complete with useful examples of targeting- and messaging-related strategies and tactics. The visitors exchanged ideas on the topics as well as their worries and war stories. This in turn fashioned a natural conversational bridge to information about the company's Results Division and its ability to help clients generate empirical, demonstrable outcomes via effective design.
The Art of Engagement
Exiting the area, attendees moved on to the third station, dubbed The Art of Engagement, where a canvas displayed a painting based on "Golconda," a 1953 work by Belgian surrealist Rene Magritte. The Exhibitus version of that bizarre classic showed the now-familiar sky raining dozens of men in bowler hats and dark coats, but with a twist: a Mary Poppins-esque Decision-Maker Donna next to an orange umbrella.
While Exhibitus Inc. aimed to generate 253 qualified leads at EXHIBITORLIVE, it ultimately netted 285, exceeding its goal by almost 13 percent.
The company reached a key objective of eliciting RFIs or RFPs from 14 prospects, or 5 percent of its qualified leads.
Exhibitus was able to get nearly 100 booth visitors to commit to taking an online self-assessment survey, beating its goal of approximately 76.
Standing in front of the painting and pretending to grasp the umbrella handle, attendees posed for selfies that appeared to position them inside the dreamlike classic. If guests tweeted the photo with the hashtag #ExhibitusArtOfInteraction, their names were then added to a drawing for an Amazon Echo.

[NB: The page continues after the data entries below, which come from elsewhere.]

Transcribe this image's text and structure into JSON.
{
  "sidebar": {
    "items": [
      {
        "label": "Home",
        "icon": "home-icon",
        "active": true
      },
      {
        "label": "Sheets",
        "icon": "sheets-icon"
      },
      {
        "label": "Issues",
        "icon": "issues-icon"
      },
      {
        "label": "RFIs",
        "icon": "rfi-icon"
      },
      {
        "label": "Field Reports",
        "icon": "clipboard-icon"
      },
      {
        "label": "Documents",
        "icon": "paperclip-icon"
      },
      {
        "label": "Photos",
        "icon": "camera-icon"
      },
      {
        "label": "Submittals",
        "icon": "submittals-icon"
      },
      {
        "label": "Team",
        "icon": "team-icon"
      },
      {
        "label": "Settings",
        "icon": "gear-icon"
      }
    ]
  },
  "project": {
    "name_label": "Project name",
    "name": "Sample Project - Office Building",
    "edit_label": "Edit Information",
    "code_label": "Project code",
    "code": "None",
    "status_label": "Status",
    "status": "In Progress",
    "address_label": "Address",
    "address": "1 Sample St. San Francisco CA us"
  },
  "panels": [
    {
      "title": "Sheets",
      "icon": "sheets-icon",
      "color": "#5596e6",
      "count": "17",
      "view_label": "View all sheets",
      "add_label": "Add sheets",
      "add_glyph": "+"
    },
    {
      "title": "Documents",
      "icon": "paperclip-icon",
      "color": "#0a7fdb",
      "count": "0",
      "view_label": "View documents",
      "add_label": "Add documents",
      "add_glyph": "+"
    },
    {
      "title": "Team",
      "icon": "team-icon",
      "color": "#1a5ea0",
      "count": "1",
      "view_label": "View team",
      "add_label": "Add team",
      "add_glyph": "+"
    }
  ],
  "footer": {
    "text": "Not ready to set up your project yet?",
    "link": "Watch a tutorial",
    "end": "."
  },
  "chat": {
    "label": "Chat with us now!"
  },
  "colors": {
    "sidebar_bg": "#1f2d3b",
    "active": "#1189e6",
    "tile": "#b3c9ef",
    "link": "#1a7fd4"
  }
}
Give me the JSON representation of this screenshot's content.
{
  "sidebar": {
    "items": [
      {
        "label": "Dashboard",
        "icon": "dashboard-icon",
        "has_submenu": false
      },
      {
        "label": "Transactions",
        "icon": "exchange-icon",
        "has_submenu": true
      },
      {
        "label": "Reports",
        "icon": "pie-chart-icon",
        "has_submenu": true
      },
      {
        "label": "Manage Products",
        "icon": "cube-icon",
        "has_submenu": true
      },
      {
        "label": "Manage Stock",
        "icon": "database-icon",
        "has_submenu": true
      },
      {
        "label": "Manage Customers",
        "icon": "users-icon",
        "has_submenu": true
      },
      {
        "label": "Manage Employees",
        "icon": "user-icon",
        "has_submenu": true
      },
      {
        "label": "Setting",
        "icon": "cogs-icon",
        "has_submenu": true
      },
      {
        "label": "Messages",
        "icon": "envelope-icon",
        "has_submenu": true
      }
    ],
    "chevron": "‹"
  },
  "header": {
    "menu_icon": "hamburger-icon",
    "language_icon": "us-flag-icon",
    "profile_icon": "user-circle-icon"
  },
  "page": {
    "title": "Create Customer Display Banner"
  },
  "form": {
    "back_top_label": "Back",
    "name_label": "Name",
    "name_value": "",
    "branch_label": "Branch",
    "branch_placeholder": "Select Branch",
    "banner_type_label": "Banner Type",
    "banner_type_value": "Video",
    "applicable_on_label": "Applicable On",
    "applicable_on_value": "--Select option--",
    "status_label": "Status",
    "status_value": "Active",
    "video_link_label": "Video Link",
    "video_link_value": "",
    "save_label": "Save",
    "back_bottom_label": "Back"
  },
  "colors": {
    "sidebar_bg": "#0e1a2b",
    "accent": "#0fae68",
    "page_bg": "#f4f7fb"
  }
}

The conversations from the previous stations carried over here, gaining momentum and morphing into a larger discussion on how Exhibitus' version of good design – which attendees
could see displayed all around them – helps clients reach their exhibiting goals.
The Art of Giving
Rounding out the in-booth experience was the fourth and final station, The Art of Giving, which was dedicated to the Dreaming Zebra Foundation, a nonprofit in Portland, OR, that provides art-supply kits to children in homeless shelters. Having demonstrated the powerful aesthetic allure of the exhibit's artistic installations, staff underscored the importance of art in our everyday lives and invited attendees to sign their names to a canvas bearing a rainbow-hued zebra. In return for each signature, the company would make a donation of art supplies on his or her behalf to the aforementioned charity.
Nearing the end of their time with guests, staffers noted a vital but often overlooked conclusion to an exhibit experience: the call to action (CTA). Demonstrating one in real life, staffers asked attendees to complete a self-assessment survey on a dedicated website. Those who did would automatically be entered in the drawing for the Amazon Echo. Unlike most museums, there was no exorbitant gift shop, but there were gifts. Exhibitus staffers handed out branded coloring books offering "stress-relieving coloring for grown-ups" to all attendees who took an escorted tour.
Show Me the Monet
Exhibitus hit its goals for the show with the precision of one of Seurat's perfectly placed dots. Aiming for 253 qualified leads, it netted 285. And while the company hoped approximately 76 visitors would commit to taking the self-assessment survey, nearly 100 agreed. What's more, Exhibitus managed to check its objective of eliciting RFIs or RFPs from 5 percent of its qualified leads off its list, as it received 14 requests from attendees within four months of the show.
By cleverly crafting an experience more common to museums and galleries than exhibitions and events, Exhibitus transformed what might have been a paint-by-number booth into an exhibit-marketing masterpiece worthy of being hung next to any of the great artists' works. E